**TASK DIRECTIONS**
Make an exact copy of the listing underneath, skipping each picture.

**EXERCISE MATERIALS**

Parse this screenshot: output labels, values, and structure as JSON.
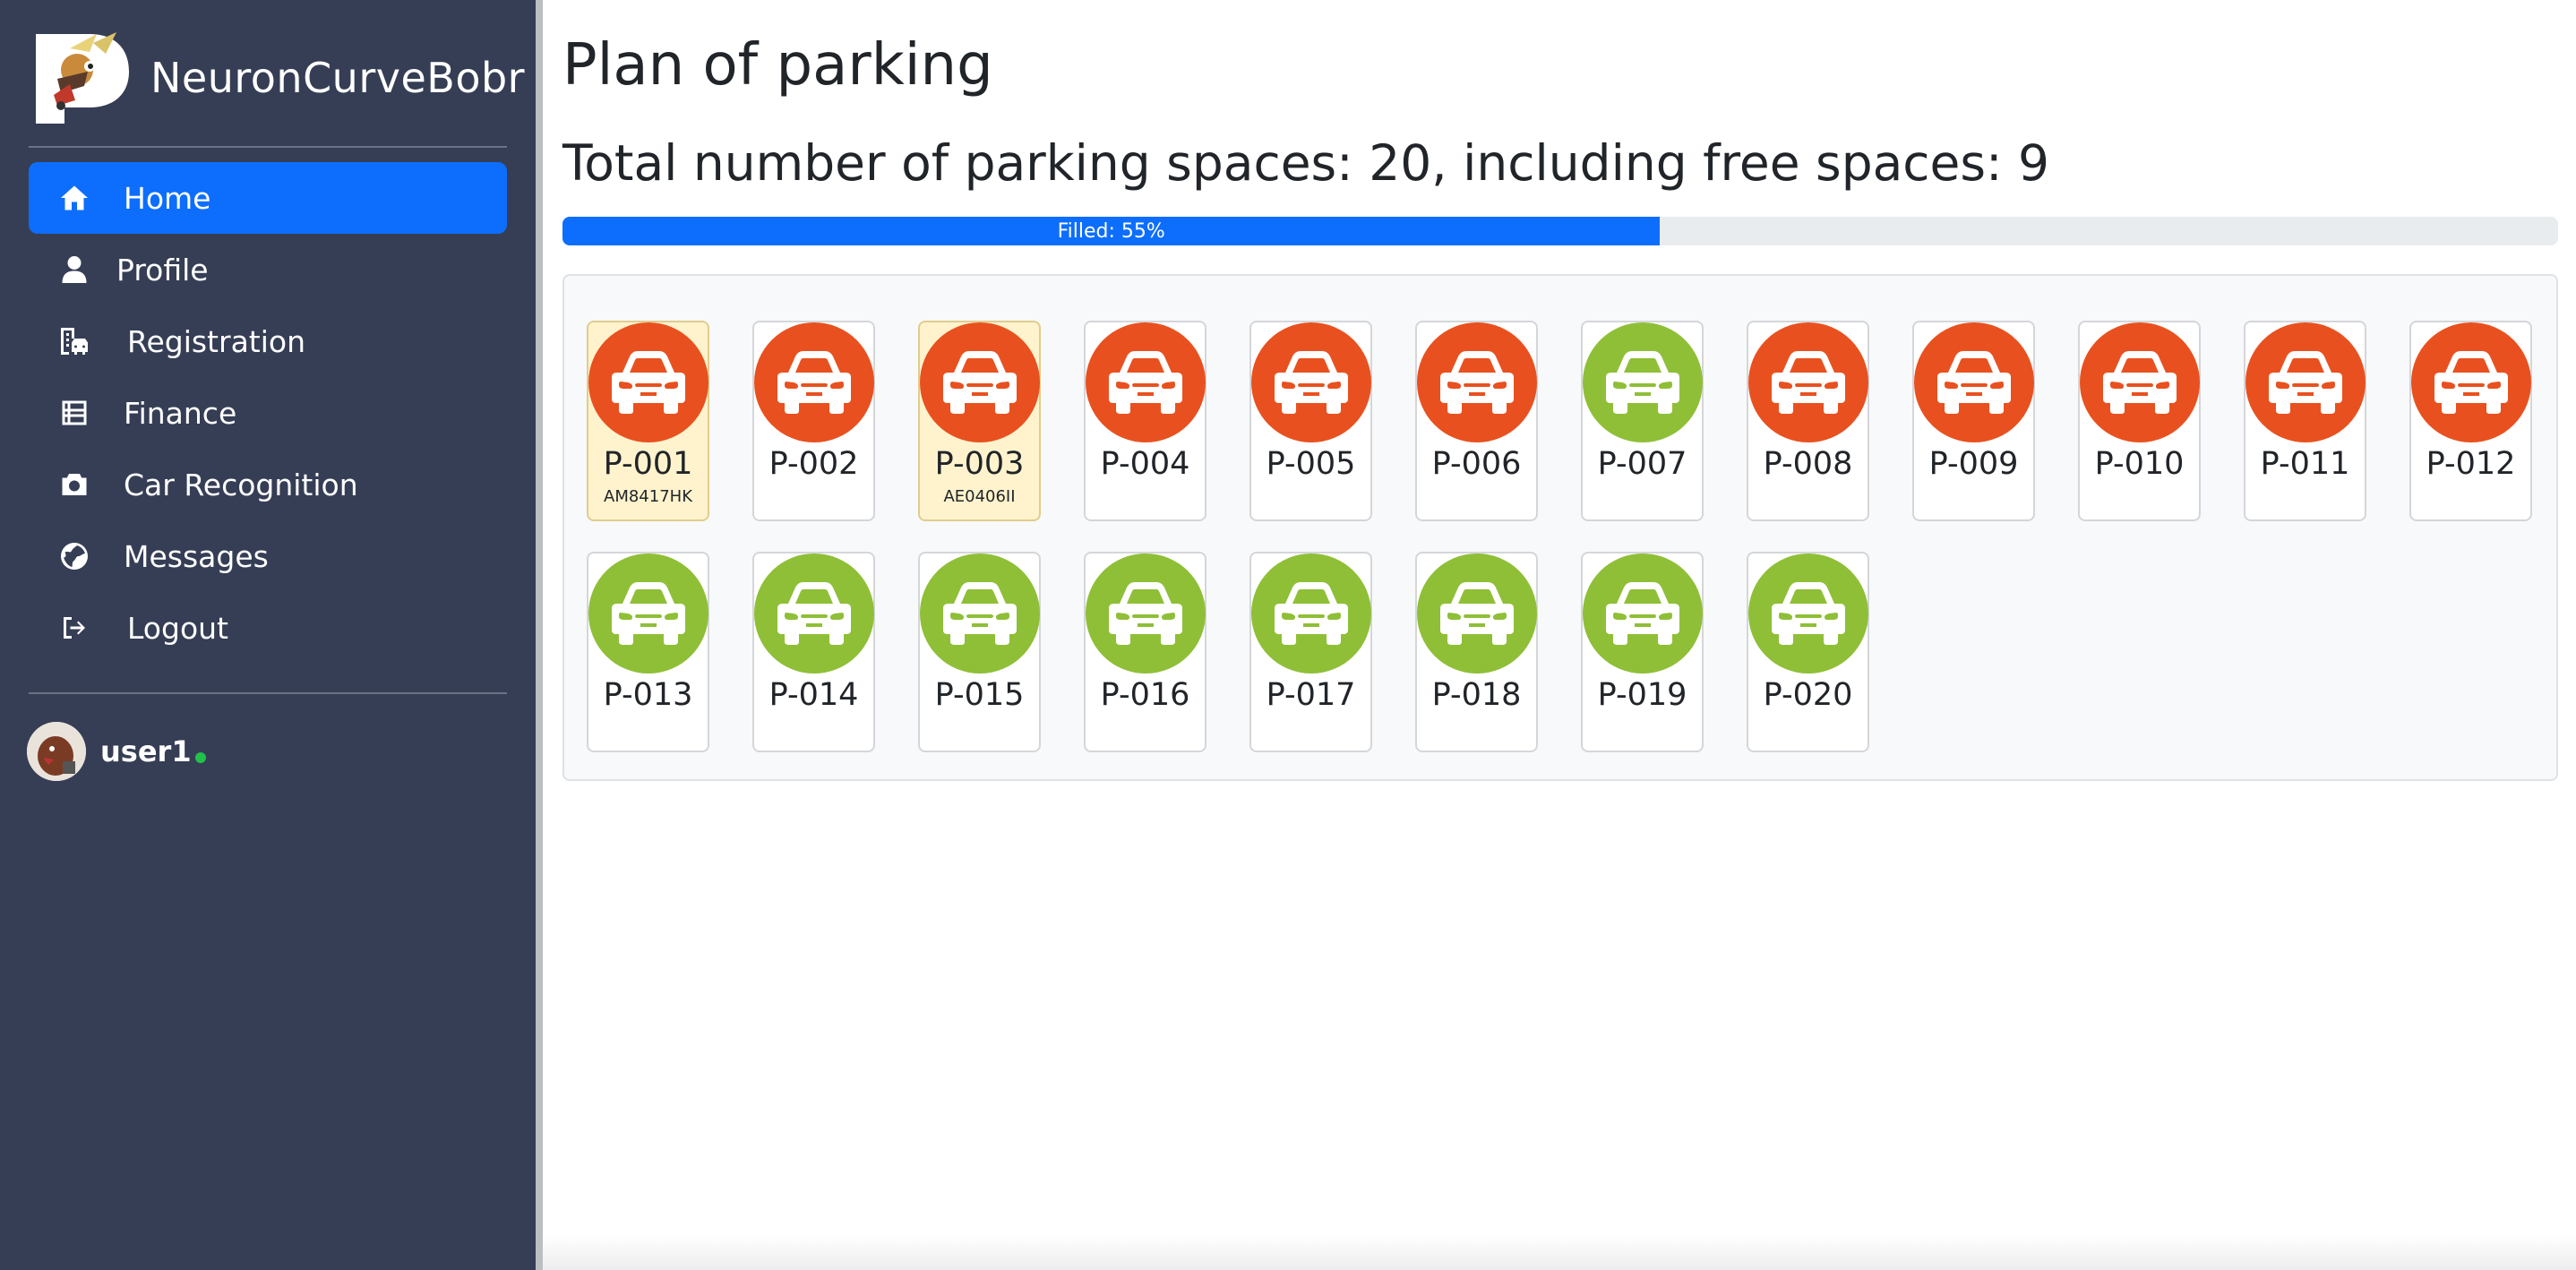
{
  "sidebar": {
    "brand": "NeuronCurveBobr",
    "items": [
      {
        "label": "Home",
        "icon": "home-icon",
        "active": true
      },
      {
        "label": "Profile",
        "icon": "user-icon",
        "active": false
      },
      {
        "label": "Registration",
        "icon": "building-car-icon",
        "active": false
      },
      {
        "label": "Finance",
        "icon": "table-list-icon",
        "active": false
      },
      {
        "label": "Car Recognition",
        "icon": "camera-icon",
        "active": false
      },
      {
        "label": "Messages",
        "icon": "globe-icon",
        "active": false
      },
      {
        "label": "Logout",
        "icon": "logout-icon",
        "active": false
      }
    ],
    "user": {
      "name": "user1",
      "status": "online"
    }
  },
  "main": {
    "title": "Plan of parking",
    "summary": "Total number of parking spaces: 20, including free spaces: 9",
    "progress": {
      "label": "Filled: 55%",
      "percent": 55
    }
  },
  "colors": {
    "sidebar_bg": "#363e55",
    "accent": "#0d6efd",
    "busy": "#e8511f",
    "free": "#8fbf37",
    "reserved_bg": "#fff3cd"
  },
  "spots": [
    {
      "id": "P-001",
      "status": "busy",
      "reserved": true,
      "plate": "AM8417HK"
    },
    {
      "id": "P-002",
      "status": "busy",
      "reserved": false,
      "plate": ""
    },
    {
      "id": "P-003",
      "status": "busy",
      "reserved": true,
      "plate": "AE0406II"
    },
    {
      "id": "P-004",
      "status": "busy",
      "reserved": false,
      "plate": ""
    },
    {
      "id": "P-005",
      "status": "busy",
      "reserved": false,
      "plate": ""
    },
    {
      "id": "P-006",
      "status": "busy",
      "reserved": false,
      "plate": ""
    },
    {
      "id": "P-007",
      "status": "free",
      "reserved": false,
      "plate": ""
    },
    {
      "id": "P-008",
      "status": "busy",
      "reserved": false,
      "plate": ""
    },
    {
      "id": "P-009",
      "status": "busy",
      "reserved": false,
      "plate": ""
    },
    {
      "id": "P-010",
      "status": "busy",
      "reserved": false,
      "plate": ""
    },
    {
      "id": "P-011",
      "status": "busy",
      "reserved": false,
      "plate": ""
    },
    {
      "id": "P-012",
      "status": "busy",
      "reserved": false,
      "plate": ""
    },
    {
      "id": "P-013",
      "status": "free",
      "reserved": false,
      "plate": ""
    },
    {
      "id": "P-014",
      "status": "free",
      "reserved": false,
      "plate": ""
    },
    {
      "id": "P-015",
      "status": "free",
      "reserved": false,
      "plate": ""
    },
    {
      "id": "P-016",
      "status": "free",
      "reserved": false,
      "plate": ""
    },
    {
      "id": "P-017",
      "status": "free",
      "reserved": false,
      "plate": ""
    },
    {
      "id": "P-018",
      "status": "free",
      "reserved": false,
      "plate": ""
    },
    {
      "id": "P-019",
      "status": "free",
      "reserved": false,
      "plate": ""
    },
    {
      "id": "P-020",
      "status": "free",
      "reserved": false,
      "plate": ""
    }
  ]
}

**RESPONSE**
Parse this screenshot: output labels, values, and structure as JSON.
{
  "sidebar": {
    "brand": "NeuronCurveBobr",
    "items": [
      {
        "label": "Home",
        "icon": "home-icon",
        "active": true
      },
      {
        "label": "Profile",
        "icon": "user-icon",
        "active": false
      },
      {
        "label": "Registration",
        "icon": "building-car-icon",
        "active": false
      },
      {
        "label": "Finance",
        "icon": "table-list-icon",
        "active": false
      },
      {
        "label": "Car Recognition",
        "icon": "camera-icon",
        "active": false
      },
      {
        "label": "Messages",
        "icon": "globe-icon",
        "active": false
      },
      {
        "label": "Logout",
        "icon": "logout-icon",
        "active": false
      }
    ],
    "user": {
      "name": "user1",
      "status": "online"
    }
  },
  "main": {
    "title": "Plan of parking",
    "summary": "Total number of parking spaces: 20, including free spaces: 9",
    "progress": {
      "label": "Filled: 55%",
      "percent": 55
    }
  },
  "colors": {
    "sidebar_bg": "#363e55",
    "accent": "#0d6efd",
    "busy": "#e8511f",
    "free": "#8fbf37",
    "reserved_bg": "#fff3cd"
  },
  "spots": [
    {
      "id": "P-001",
      "status": "busy",
      "reserved": true,
      "plate": "AM8417HK"
    },
    {
      "id": "P-002",
      "status": "busy",
      "reserved": false,
      "plate": ""
    },
    {
      "id": "P-003",
      "status": "busy",
      "reserved": true,
      "plate": "AE0406II"
    },
    {
      "id": "P-004",
      "status": "busy",
      "reserved": false,
      "plate": ""
    },
    {
      "id": "P-005",
      "status": "busy",
      "reserved": false,
      "plate": ""
    },
    {
      "id": "P-006",
      "status": "busy",
      "reserved": false,
      "plate": ""
    },
    {
      "id": "P-007",
      "status": "free",
      "reserved": false,
      "plate": ""
    },
    {
      "id": "P-008",
      "status": "busy",
      "reserved": false,
      "plate": ""
    },
    {
      "id": "P-009",
      "status": "busy",
      "reserved": false,
      "plate": ""
    },
    {
      "id": "P-010",
      "status": "busy",
      "reserved": false,
      "plate": ""
    },
    {
      "id": "P-011",
      "status": "busy",
      "reserved": false,
      "plate": ""
    },
    {
      "id": "P-012",
      "status": "busy",
      "reserved": false,
      "plate": ""
    },
    {
      "id": "P-013",
      "status": "free",
      "reserved": false,
      "plate": ""
    },
    {
      "id": "P-014",
      "status": "free",
      "reserved": false,
      "plate": ""
    },
    {
      "id": "P-015",
      "status": "free",
      "reserved": false,
      "plate": ""
    },
    {
      "id": "P-016",
      "status": "free",
      "reserved": false,
      "plate": ""
    },
    {
      "id": "P-017",
      "status": "free",
      "reserved": false,
      "plate": ""
    },
    {
      "id": "P-018",
      "status": "free",
      "reserved": false,
      "plate": ""
    },
    {
      "id": "P-019",
      "status": "free",
      "reserved": false,
      "plate": ""
    },
    {
      "id": "P-020",
      "status": "free",
      "reserved": false,
      "plate": ""
    }
  ]
}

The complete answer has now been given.